18th December 2020 (UK)
When their eldest brother dies, Peter and Alice seek to save their parents from despair until they are forced to choose between home and imagination, setting the stage for their iconic journeys into Wonderland and Neverland.
Gugu Mbatha-Raw, Carter Thomas, Ava Fillery
There was a one word burning question which never extinguished as I watched Come Away – why?
Was yet another ‘re-imagining’ of the done-to-death Intellectual Properties of Alice in Wonderland and Peter Pan really necessary? The latter especially getting extra attention with the likes of 2015’s Pan, a 2003 entry starring Jeremy Sumpter, 2004’s semi-biographical Finding Neverland, an additional new take in 2020’s Wendy and a live-action instalment on the way from Disney. Alice, on the other hand, got the big-budget treatment from Tim Burton in 2010 with a subsequent sequel six years later. After watching, I would say no. But Come Away is not without its merits, most of which are removed from the two famous characters which are likely to have drawn people into watching in the first place.
Siblings Alice (Keira Chansa), Peter (Jordan Nash) and David Littleton (Reece Yates) love to use their imaginations. Their parents, Rose (Angelina Jolie; Maleficent) and Jack (David Oyelowo; Selma), encourage them to do so. Unlike their Aunt Eleanor (Anna Chancellor; This Beautiful Fantastic, The Hitchhiker’s Guide to the Galaxy) who believes girls should not concern themselves with such nonsense, instead needing to learn how to be lady-like. We join the little Littleton’s one fateful summer when tragedy strikes as David drowns while playing pirates with Peter. As only they know how, the two distraught children escape from reality in their own world’s of make-believe: Alice into Wonderland and Peter becoming Pan in Neverland.
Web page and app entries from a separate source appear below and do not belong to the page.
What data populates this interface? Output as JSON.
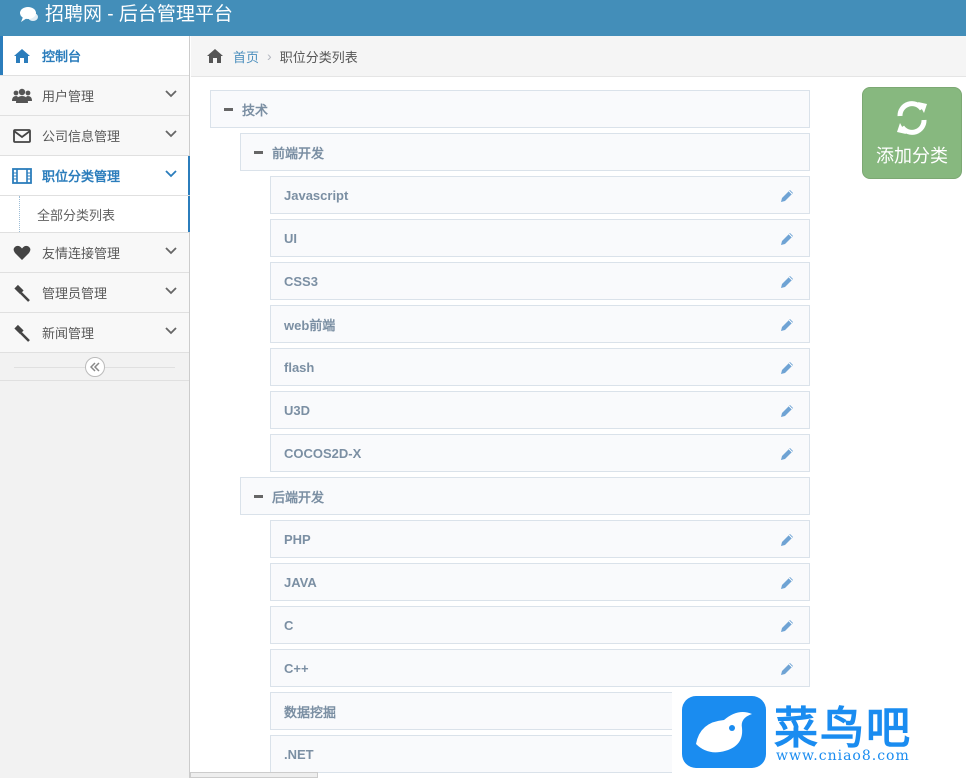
{
  "app": {
    "title": "招聘网 - 后台管理平台"
  },
  "sidebar": {
    "items": [
      {
        "label": "控制台",
        "icon": "home-icon",
        "state": "active"
      },
      {
        "label": "用户管理",
        "icon": "users-icon",
        "state": "normal"
      },
      {
        "label": "公司信息管理",
        "icon": "envelope-icon",
        "state": "normal"
      },
      {
        "label": "职位分类管理",
        "icon": "film-icon",
        "state": "open"
      },
      {
        "label": "友情连接管理",
        "icon": "heart-icon",
        "state": "normal"
      },
      {
        "label": "管理员管理",
        "icon": "gavel-icon",
        "state": "normal"
      },
      {
        "label": "新闻管理",
        "icon": "gavel-icon",
        "state": "normal"
      }
    ],
    "submenu": {
      "label": "全部分类列表"
    }
  },
  "breadcrumb": {
    "home": "首页",
    "current": "职位分类列表"
  },
  "tree": {
    "root": "技术",
    "groups": [
      {
        "label": "前端开发",
        "items": [
          "Javascript",
          "UI",
          "CSS3",
          "web前端",
          "flash",
          "U3D",
          "COCOS2D-X"
        ]
      },
      {
        "label": "后端开发",
        "items": [
          "PHP",
          "JAVA",
          "C",
          "C++",
          "数据挖掘",
          ".NET"
        ]
      }
    ]
  },
  "actions": {
    "add_category": "添加分类"
  },
  "watermark": {
    "title": "菜鸟吧",
    "url": "www.cniao8.com"
  },
  "colors": {
    "header": "#438eb9",
    "accent": "#2b7dbc",
    "add_button": "#87b87f"
  }
}
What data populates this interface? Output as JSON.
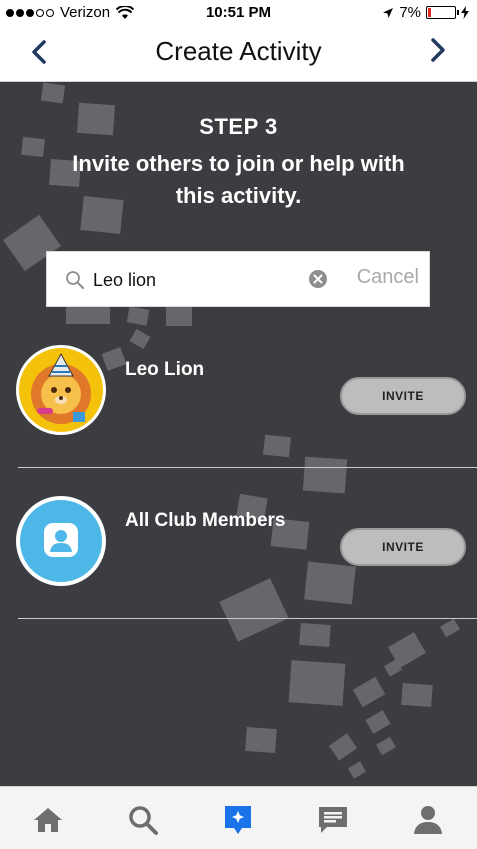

Beginning spryly and energetically with sequences of the three kids playing together as their minds turn sticks into swords and spears, it’s a promising opening. But the vital turning point towards the end of the first act taints the mood for the rest of the picture, making it a somewhat morbid tale. For this reason, I’m not entirely sure who Come Away is aiming for. With its solemn tone which eventually turns rather sinister with grown men chasing children with knives and back alley threats from gangsters, it’s too downbeat for younger audiences.
It’s short on action too, with exaggerated and whimsical music cues left to pick up the work when there’s very little actually happening on screen. Anyone hoping to escape to the magical lands of Wonder and Never will be disappointed. There’s the odd flourish of a carving coming to life or as I mentioned earlier an item ‘transforming’ into what the kids think they’re playing with, but I found the final product to be more about grief through a child’s eyes and the ways they process it. Yes, there are visuals and imagery consistent with both stories, but perhaps Come Away would have been better received if it had magicked up its own universe for the children rather than needlessly piggybacking on well-established ones.
Everyone involved in telling the story is enthusiastically committed though. Keira Chansa and Jordan Nash look like they’re having worlds of fun playing pretend as Alice and Peter respectively. A-lister Angelina Jolie sprinkles her star power as the children’s mother Rose. Turning the English accent up to a level which makes Queen Elizabeth sound scouse, Jolie nonetheless convinces as the mourning mum, over time becoming an alcoholic recluse dressed in all black. David Oyelowo impresses as struggling Jack, a model ship building gambler with hefty debts to pay. Clarke Peters goes full panto as a pawn shop owner who doubles as the inspiration for The Mad Hatter, while David Gyasi is suitably menacing as CJ, the man Jack is indebted to. Anna Chancellor arrives with her airs and graces as Aunt Eleanor, the broom up the backside relative who looks down her nose at the Littletons but may have a confused Alice’s ear. Michael Caine shows up for a quick minute and must have a contract clause now which states he must be eating at the same time as delivering lines. He’s sporting a tremendously twirly ‘tash here too which to gaze upon is worth the price of a ticket.
Come Away is a fantasy without any memorable magic. It’s a drama with minimal dramatics. It’s admirable in its intentions, yet utterly unnecessary in its existence. Regardless, if you’ve got even the smallest inkling of interest in either Peter Pan or Alice in Wonderland and have an open mind to take this for what it is – a non-canon (I hope!) revisionist telling of how these two beloved figures came to be, then thanks to its strong star power, Come Away is a trip worth taking.
Come Away is in UK Cinemas and Digital Platforms from 18th December 2020 through Signature Entertainment.
Enthusiastic performances from all
There's a solid story here, buried like hidden treasure that unfortunately remains below visibility
Michael Caine's moustache
Not really an origin story that needed telling or merging
Exceptionally morbid for younger viewers
Don't see much of an interpretation of either Land